# [SUPPLIED DATA]
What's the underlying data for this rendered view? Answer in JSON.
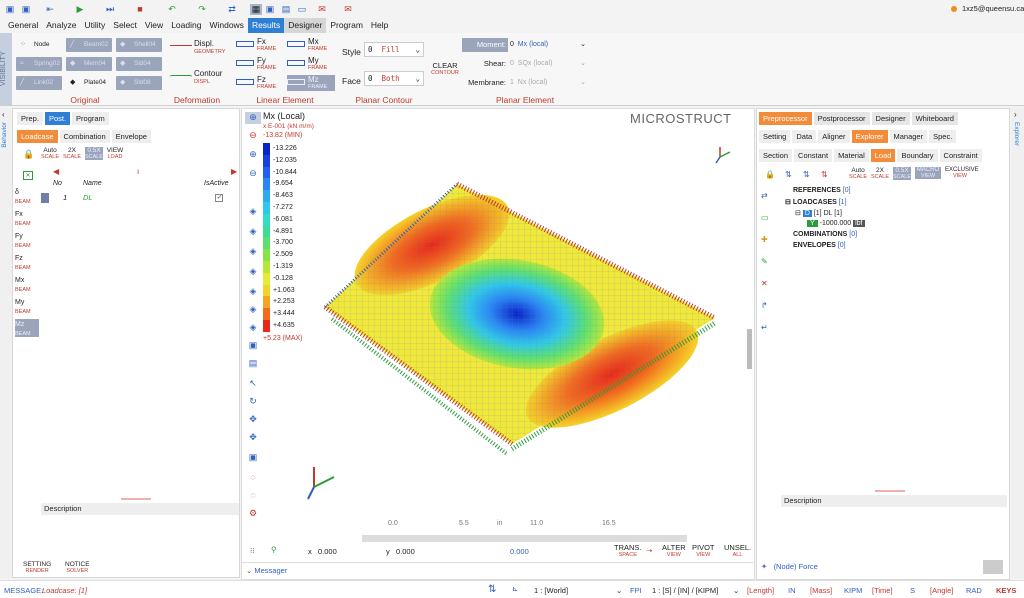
{
  "user": "1xz5@queensu.ca",
  "menu": [
    "General",
    "Analyze",
    "Utility",
    "Select",
    "View",
    "Loading",
    "Windows",
    "Results",
    "Designer",
    "Program",
    "Help"
  ],
  "ribbon": {
    "visibility": "VISIBILITY",
    "original": {
      "title": "Original",
      "items": [
        "Node",
        "Beam02",
        "Shell04",
        "Spring02",
        "Mem04",
        "Sld04",
        "Link02",
        "Plate04",
        "Sld08"
      ]
    },
    "deformation": {
      "title": "Deformation",
      "displ": "Displ.",
      "displ_sub": "GEOMETRY",
      "contour": "Contour",
      "contour_sub": "DISPL"
    },
    "linear": {
      "title": "Linear Element",
      "items": [
        {
          "l": "Fx",
          "s": "FRAME"
        },
        {
          "l": "Mx",
          "s": "FRAME"
        },
        {
          "l": "Fy",
          "s": "FRAME"
        },
        {
          "l": "My",
          "s": "FRAME"
        },
        {
          "l": "Fz",
          "s": "FRAME"
        },
        {
          "l": "Mz",
          "s": "FRAME"
        }
      ]
    },
    "planar": {
      "title": "Planar Contour",
      "style_label": "Style",
      "style_num": "0",
      "style_val": "Fill",
      "face_label": "Face",
      "face_num": "0",
      "face_val": "Both"
    },
    "clear": "CLEAR",
    "clear_sub": "CONTOUR",
    "planar_el": {
      "title": "Planar Element",
      "moment": "Moment:",
      "moment_num": "0",
      "moment_val": "Mx (local)",
      "shear": "Shear:",
      "shear_num": "0",
      "shear_val": "SQx (local)",
      "membrane": "Membrane:",
      "membrane_num": "1",
      "membrane_val": "Nx (local)"
    }
  },
  "left": {
    "behavior": "Behavior",
    "tabs": [
      "Prep.",
      "Post.",
      "Program"
    ],
    "subtabs": [
      "Loadcase",
      "Combination",
      "Envelope"
    ],
    "tools": [
      {
        "l": "Auto",
        "s": "SCALE"
      },
      {
        "l": "2X",
        "s": "SCALE"
      },
      {
        "l": "0.5X",
        "s": "SCALE"
      },
      {
        "l": "VIEW",
        "s": "LOAD"
      }
    ],
    "headers": [
      "No",
      "Name",
      "IsActive"
    ],
    "rows": [
      {
        "no": "1",
        "name": "DL"
      }
    ],
    "side": [
      {
        "l": "δ",
        "s": "BEAM"
      },
      {
        "l": "Fx",
        "s": "BEAM"
      },
      {
        "l": "Fy",
        "s": "BEAM"
      },
      {
        "l": "Fz",
        "s": "BEAM"
      },
      {
        "l": "Mx",
        "s": "BEAM"
      },
      {
        "l": "My",
        "s": "BEAM"
      },
      {
        "l": "Mz",
        "s": "BEAM"
      }
    ],
    "description": "Description",
    "setting": "SETTING",
    "setting_sub": "RENDER",
    "notice": "NOTICE",
    "notice_sub": "SOLVER"
  },
  "view": {
    "title": "Mx (Local)",
    "unit": "x E-001 (kN m/m)",
    "min": "-13.82 (MIN)",
    "max": "+5.23 (MAX)",
    "brand": "MICROSTRUCT",
    "legend": [
      "-13.226",
      "-12.035",
      "-10.844",
      "-9.654",
      "-8.463",
      "-7.272",
      "-6.081",
      "-4.891",
      "-3.700",
      "-2.509",
      "-1.319",
      "-0.128",
      "+1.063",
      "+2.253",
      "+3.444",
      "+4.635"
    ],
    "legend_colors": [
      "#0a22c8",
      "#1a3ee0",
      "#2460f0",
      "#2a86f4",
      "#2eaaf2",
      "#30c8e8",
      "#32dcc8",
      "#3edc98",
      "#5ee070",
      "#86e44a",
      "#b6e83a",
      "#e2ec32",
      "#f4d22a",
      "#f6a424",
      "#f26a1e",
      "#e8281a"
    ],
    "ruler": [
      "0.0",
      "5.5",
      "in",
      "11.0",
      "16.5"
    ],
    "x_label": "x",
    "x_val": "0.000",
    "y_label": "y",
    "y_val": "0.000",
    "z_val": "0.000",
    "tools": [
      {
        "l": "TRANS.",
        "s": "SPACE"
      },
      {
        "l": "ALTER",
        "s": "VIEW"
      },
      {
        "l": "PIVOT",
        "s": "VIEW"
      },
      {
        "l": "UNSEL.",
        "s": "ALL"
      }
    ],
    "messager": "Messager"
  },
  "right": {
    "explorer": "Explorer",
    "tabs": [
      "Preprocessor",
      "Postprocessor",
      "Designer",
      "Whiteboard"
    ],
    "tabs2": [
      "Setting",
      "Data",
      "Aligner",
      "Explorer",
      "Manager",
      "Spec."
    ],
    "tabs3": [
      "Section",
      "Constant",
      "Material",
      "Load",
      "Boundary",
      "Constraint"
    ],
    "tools": [
      {
        "l": "Auto",
        "s": "SCALE"
      },
      {
        "l": "2X",
        "s": "SCALE"
      },
      {
        "l": "0.5X",
        "s": "SCALE"
      },
      {
        "l": "MACRO",
        "s": "VIEW"
      },
      {
        "l": "EXCLUSIVE",
        "s": "VIEW"
      }
    ],
    "tree": {
      "references": "REFERENCES",
      "ref_count": "[0]",
      "loadcases": "LOADCASES",
      "lc_count": "[1]",
      "lc_item": "[1] DL [1]",
      "load_val": "-1000.000",
      "load_unit": "lbf",
      "combinations": "COMBINATIONS",
      "comb_count": "[0]",
      "envelopes": "ENVELOPES",
      "env_count": "[0]"
    },
    "description": "Description",
    "footer": "(Node) Force"
  },
  "status": {
    "message_label": "MESSAGE:",
    "message": "Loadcase: [1]",
    "world": "1 : [World]",
    "units": "1 : [S] / [IN] / [KIPM]",
    "length": "[Length]",
    "in": "IN",
    "mass": "[Mass]",
    "kipm": "KIPM",
    "time": "[Time]",
    "s": "S",
    "angle": "[Angle]",
    "rad": "RAD",
    "keys": "KEYS"
  }
}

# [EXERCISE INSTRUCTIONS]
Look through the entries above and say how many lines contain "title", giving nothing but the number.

# [TASK ANSWER]
6